Section 4: Hertford - Chelmsford
We multiplex with the A10 for a mile or so before taking a left onto a spur to the Amwell Roundabout, labelled on the OS Landranger Map as part of the A10, but logically ought to be A414. From Amwell, the present A414 runs along a dual carriageway bypass to Stanstead Abbotts. Yet again, this is a newish alignment (built in the 1980s) and the original route runs through Stanstead Abbotts itself. We cross a long viaduct, running over the Hertford East Branch Line, the River Lea and the New River, a canal built a couple of hundred years ago to bring fresh water to London.
At the far end of Stanstead Abbotts, we reach a limited access junction with the B181, where we meet the original A414 alignment again - albeit one that was dualled and straightened out in 1990. Having passed a grade-separated junction, we almost immediately come upon a series of at grade junctions with minor roads. the accident record here is sufficiently poor to warrant the addition of a large amount of anti-skid surfacing, yellow backed signs and a 50mph speed limit, enforced by a couple of cameras. The junction design is not appropriate for the speed of the road, but given the layout, I can see the justification for the speed limit.

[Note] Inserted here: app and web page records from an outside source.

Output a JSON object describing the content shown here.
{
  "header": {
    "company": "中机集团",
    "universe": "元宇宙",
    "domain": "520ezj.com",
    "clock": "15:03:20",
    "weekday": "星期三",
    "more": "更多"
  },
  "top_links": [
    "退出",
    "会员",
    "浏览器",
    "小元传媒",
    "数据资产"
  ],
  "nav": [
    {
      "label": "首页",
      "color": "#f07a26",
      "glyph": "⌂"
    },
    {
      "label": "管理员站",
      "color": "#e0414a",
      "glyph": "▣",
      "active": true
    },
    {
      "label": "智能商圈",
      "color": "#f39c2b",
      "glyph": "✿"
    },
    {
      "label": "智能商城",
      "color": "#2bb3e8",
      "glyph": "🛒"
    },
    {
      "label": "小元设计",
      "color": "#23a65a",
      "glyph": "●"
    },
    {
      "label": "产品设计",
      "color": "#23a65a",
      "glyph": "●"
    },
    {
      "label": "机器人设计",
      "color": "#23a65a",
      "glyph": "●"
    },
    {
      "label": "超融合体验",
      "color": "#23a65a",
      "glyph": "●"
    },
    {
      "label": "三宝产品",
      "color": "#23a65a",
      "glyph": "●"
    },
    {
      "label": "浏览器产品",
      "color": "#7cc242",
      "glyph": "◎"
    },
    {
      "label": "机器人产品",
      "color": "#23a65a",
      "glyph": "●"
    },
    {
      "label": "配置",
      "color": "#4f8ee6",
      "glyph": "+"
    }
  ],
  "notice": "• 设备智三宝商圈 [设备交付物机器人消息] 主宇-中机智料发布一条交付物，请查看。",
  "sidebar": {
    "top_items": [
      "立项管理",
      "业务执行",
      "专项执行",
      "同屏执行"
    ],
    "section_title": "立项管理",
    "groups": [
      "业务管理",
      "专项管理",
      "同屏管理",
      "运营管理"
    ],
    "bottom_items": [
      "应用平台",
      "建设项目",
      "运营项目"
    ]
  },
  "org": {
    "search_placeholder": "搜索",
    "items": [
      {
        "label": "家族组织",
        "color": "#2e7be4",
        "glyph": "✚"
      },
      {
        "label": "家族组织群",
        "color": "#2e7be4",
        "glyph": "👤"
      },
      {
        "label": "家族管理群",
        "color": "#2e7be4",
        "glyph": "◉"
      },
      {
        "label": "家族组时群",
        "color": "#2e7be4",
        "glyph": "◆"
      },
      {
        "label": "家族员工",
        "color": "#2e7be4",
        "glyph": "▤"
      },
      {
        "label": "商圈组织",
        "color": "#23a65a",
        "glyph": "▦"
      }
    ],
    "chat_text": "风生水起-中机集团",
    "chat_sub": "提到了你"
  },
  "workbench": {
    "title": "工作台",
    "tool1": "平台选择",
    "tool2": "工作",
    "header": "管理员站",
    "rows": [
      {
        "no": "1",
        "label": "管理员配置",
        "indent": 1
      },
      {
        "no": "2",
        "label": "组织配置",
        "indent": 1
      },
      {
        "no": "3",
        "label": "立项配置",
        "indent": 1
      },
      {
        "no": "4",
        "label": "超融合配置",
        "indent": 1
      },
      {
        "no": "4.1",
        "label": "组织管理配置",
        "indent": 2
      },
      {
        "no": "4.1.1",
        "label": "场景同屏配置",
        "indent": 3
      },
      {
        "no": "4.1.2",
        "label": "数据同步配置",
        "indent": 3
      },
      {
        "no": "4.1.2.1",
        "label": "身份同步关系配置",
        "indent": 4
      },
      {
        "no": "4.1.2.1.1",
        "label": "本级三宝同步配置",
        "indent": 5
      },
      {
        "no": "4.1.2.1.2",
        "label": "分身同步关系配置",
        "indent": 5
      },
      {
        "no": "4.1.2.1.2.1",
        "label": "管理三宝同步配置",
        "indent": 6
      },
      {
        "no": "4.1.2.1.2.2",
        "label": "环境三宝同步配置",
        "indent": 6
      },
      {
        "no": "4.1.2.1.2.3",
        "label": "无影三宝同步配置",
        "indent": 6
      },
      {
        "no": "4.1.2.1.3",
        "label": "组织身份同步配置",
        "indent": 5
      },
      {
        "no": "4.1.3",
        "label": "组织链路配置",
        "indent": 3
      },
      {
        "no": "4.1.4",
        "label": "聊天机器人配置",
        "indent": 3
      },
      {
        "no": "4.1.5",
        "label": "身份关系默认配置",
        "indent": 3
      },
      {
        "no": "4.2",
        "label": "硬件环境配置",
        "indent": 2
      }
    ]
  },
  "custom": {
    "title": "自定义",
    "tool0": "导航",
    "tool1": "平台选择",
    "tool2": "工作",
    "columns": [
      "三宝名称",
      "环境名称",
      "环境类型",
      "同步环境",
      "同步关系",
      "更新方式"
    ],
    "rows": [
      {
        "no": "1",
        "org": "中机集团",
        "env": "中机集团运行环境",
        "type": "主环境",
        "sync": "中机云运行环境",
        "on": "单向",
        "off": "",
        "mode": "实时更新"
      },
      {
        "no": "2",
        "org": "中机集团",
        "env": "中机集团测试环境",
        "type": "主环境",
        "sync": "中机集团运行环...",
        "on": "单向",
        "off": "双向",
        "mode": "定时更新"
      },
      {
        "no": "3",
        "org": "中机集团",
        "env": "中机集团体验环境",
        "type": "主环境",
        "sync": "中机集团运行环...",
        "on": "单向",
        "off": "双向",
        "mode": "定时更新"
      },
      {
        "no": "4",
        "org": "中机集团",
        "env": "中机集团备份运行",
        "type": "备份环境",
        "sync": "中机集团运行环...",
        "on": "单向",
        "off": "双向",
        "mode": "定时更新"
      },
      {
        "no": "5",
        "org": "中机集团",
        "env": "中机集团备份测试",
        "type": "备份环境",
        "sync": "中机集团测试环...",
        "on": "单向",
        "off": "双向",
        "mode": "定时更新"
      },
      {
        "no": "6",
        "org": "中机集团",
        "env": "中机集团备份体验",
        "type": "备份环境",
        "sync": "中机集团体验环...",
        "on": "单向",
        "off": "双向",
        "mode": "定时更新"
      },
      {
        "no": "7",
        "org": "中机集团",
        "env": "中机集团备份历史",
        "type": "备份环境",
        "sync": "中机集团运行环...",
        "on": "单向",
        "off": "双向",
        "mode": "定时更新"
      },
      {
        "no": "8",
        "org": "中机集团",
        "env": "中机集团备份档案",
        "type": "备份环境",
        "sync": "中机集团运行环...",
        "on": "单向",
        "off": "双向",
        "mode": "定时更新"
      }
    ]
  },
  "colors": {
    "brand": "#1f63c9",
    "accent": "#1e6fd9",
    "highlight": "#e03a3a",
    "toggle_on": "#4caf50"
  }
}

At Eastwick, we once again say good-bye to the original alignment of the A414. We will not meet it again until we get to Chelmsford. The old A414 ran along the unclassified road through High Wych, into Sawbridgeworth, then to Hatfield Heath, where the A1060 takes up the mantle to Chelmsford. there are many that think this is a faster route to Chelmsford than the present A414. Back at Eastwick, we turn right onto a single carriageway road running into Harlow, and across the Essex County Boundary. The A414 skirts Harlow to the north, making its way towards the M11, junction 7, at Hastingwood. The eastern leg of the A414 around Harlow was at one stage the A11.
East of the M11, we bypass North Weald Bassett, then meet the B181 for a second time. From here it is a single carriageway to Ongar, once known as the last stop on London Underground's Central Line, though a place more different from central London is hard to imagine.
A ten-mile stretch along a typical rural single carriageway A road follows, taking us past Writtle, where a bypass was opened in August 1987, and on to the Chelmsford ring road. At one stage, the A414 carried on from here past the Britvic Tower, through the middle of town, past the Army and Navy roundabout complete with its prefabricated flyover, then out towards Great Baddow and the A12 on its way to Maldon. A weak bridge near the old Britvic site now has width restrictions on it, as such the A414 is now signed back towards London along the A1016 (old A12), then doubling back along the new (1980s) A12 bypass towards Great Baddow. The old section of A414 between the Army and Navy and the A12 is now numbered A1114. I wonder how long it took them to come up with that number.
Section 5:Chelmsford - Maldon
Having been primary all the way from Hemel Hempstead to Chelmsford, the last leg is a non primary road out to the Blackwater Estaury. The road runs through the middle of Danbury, where there's a sharp set of bends in the centre, and continues up to the edge of Maldon. From here, the road turns left and runs along a better quality single carriageway bypass of the town, before turning right and ending up just north of the bridge over the River Chelmer. The road ahead from here to Tiptree is the B1022, with the B1026 to Heybridge not too far away either.